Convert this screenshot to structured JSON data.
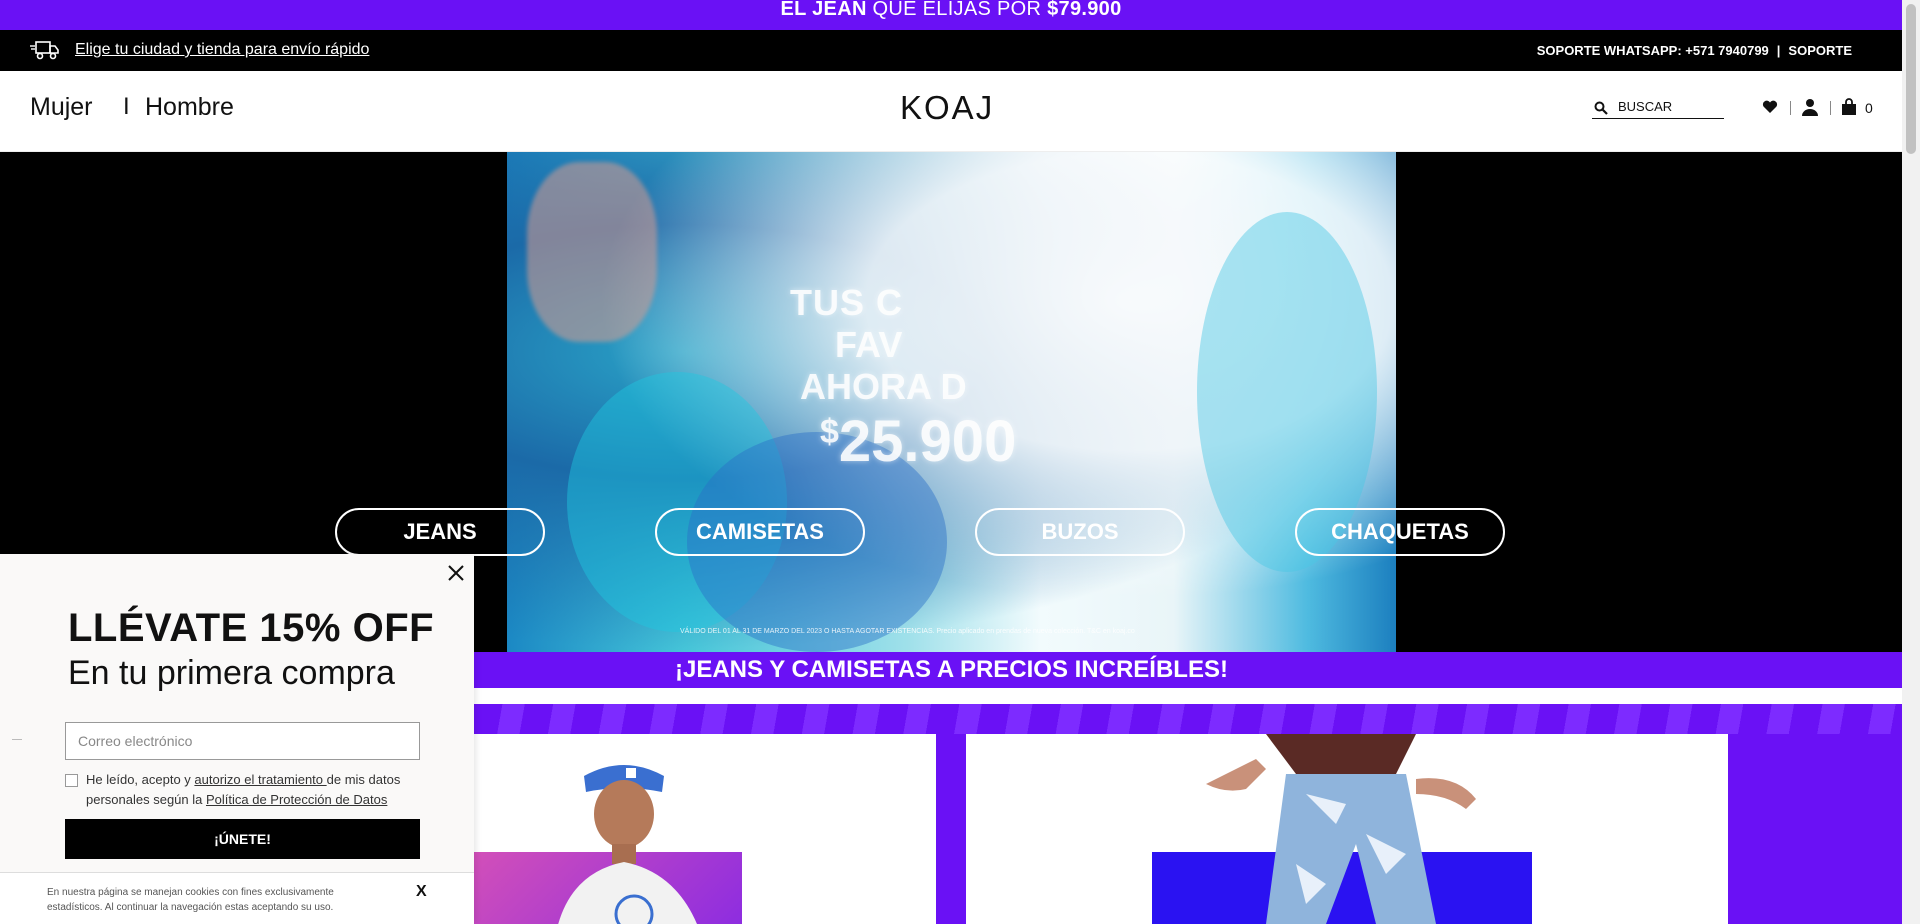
{
  "promo": {
    "part1": "EL JEAN",
    "part2": " QUE ELIJAS POR ",
    "price": "$79.900"
  },
  "utility": {
    "shipping_link": "Elige tu ciudad y tienda para envío rápido",
    "whatsapp": "SOPORTE WHATSAPP: +571 7940799",
    "separator": "|",
    "support": "SOPORTE"
  },
  "header": {
    "nav_women": "Mujer",
    "nav_separator": "I",
    "nav_men": "Hombre",
    "logo": "KOAJ",
    "search_placeholder": "BUSCAR",
    "cart_count": "0"
  },
  "hero": {
    "line1": "TUS C",
    "line2": "FAV",
    "line3": "AHORA D",
    "currency": "$",
    "price": "25.900",
    "legal": "VÁLIDO DEL 01 AL 31 DE MARZO DEL 2023 O HASTA AGOTAR EXISTENCIAS. Precio aplicado en prendas de nueva colección. T&C en koaj.co"
  },
  "categories": [
    "JEANS",
    "CAMISETAS",
    "BUZOS",
    "CHAQUETAS"
  ],
  "highlight_band": "¡JEANS Y CAMISETAS A PRECIOS INCREÍBLES!",
  "popup": {
    "headline": "LLÉVATE 15% OFF",
    "subheadline": "En tu primera compra",
    "email_placeholder": "Correo electrónico",
    "consent_prefix": "He leído, acepto y ",
    "consent_link": "autorizo el tratamiento ",
    "consent_mid": "de mis datos personales según la ",
    "consent_policy": "Política de Protección de Datos",
    "join_button": "¡ÚNETE!"
  },
  "cookie": {
    "text": "En nuestra página se manejan cookies con fines exclusivamente estadísticos. Al continuar la navegación estas aceptando su uso.",
    "close": "X"
  },
  "colors": {
    "brand_purple": "#6a11f5",
    "black": "#000000",
    "white": "#ffffff"
  }
}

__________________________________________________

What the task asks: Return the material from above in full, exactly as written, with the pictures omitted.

Answer below:
Convert this screenshot to structured JSON data.
{
  "promo": {
    "part1": "EL JEAN",
    "part2": " QUE ELIJAS POR ",
    "price": "$79.900"
  },
  "utility": {
    "shipping_link": "Elige tu ciudad y tienda para envío rápido",
    "whatsapp": "SOPORTE WHATSAPP: +571 7940799",
    "separator": "|",
    "support": "SOPORTE"
  },
  "header": {
    "nav_women": "Mujer",
    "nav_separator": "I",
    "nav_men": "Hombre",
    "logo": "KOAJ",
    "search_placeholder": "BUSCAR",
    "cart_count": "0"
  },
  "hero": {
    "line1": "TUS C",
    "line2": "FAV",
    "line3": "AHORA D",
    "currency": "$",
    "price": "25.900",
    "legal": "VÁLIDO DEL 01 AL 31 DE MARZO DEL 2023 O HASTA AGOTAR EXISTENCIAS. Precio aplicado en prendas de nueva colección. T&C en koaj.co"
  },
  "categories": [
    "JEANS",
    "CAMISETAS",
    "BUZOS",
    "CHAQUETAS"
  ],
  "highlight_band": "¡JEANS Y CAMISETAS A PRECIOS INCREÍBLES!",
  "popup": {
    "headline": "LLÉVATE 15% OFF",
    "subheadline": "En tu primera compra",
    "email_placeholder": "Correo electrónico",
    "consent_prefix": "He leído, acepto y ",
    "consent_link": "autorizo el tratamiento ",
    "consent_mid": "de mis datos personales según la ",
    "consent_policy": "Política de Protección de Datos",
    "join_button": "¡ÚNETE!"
  },
  "cookie": {
    "text": "En nuestra página se manejan cookies con fines exclusivamente estadísticos. Al continuar la navegación estas aceptando su uso.",
    "close": "X"
  },
  "colors": {
    "brand_purple": "#6a11f5",
    "black": "#000000",
    "white": "#ffffff"
  }
}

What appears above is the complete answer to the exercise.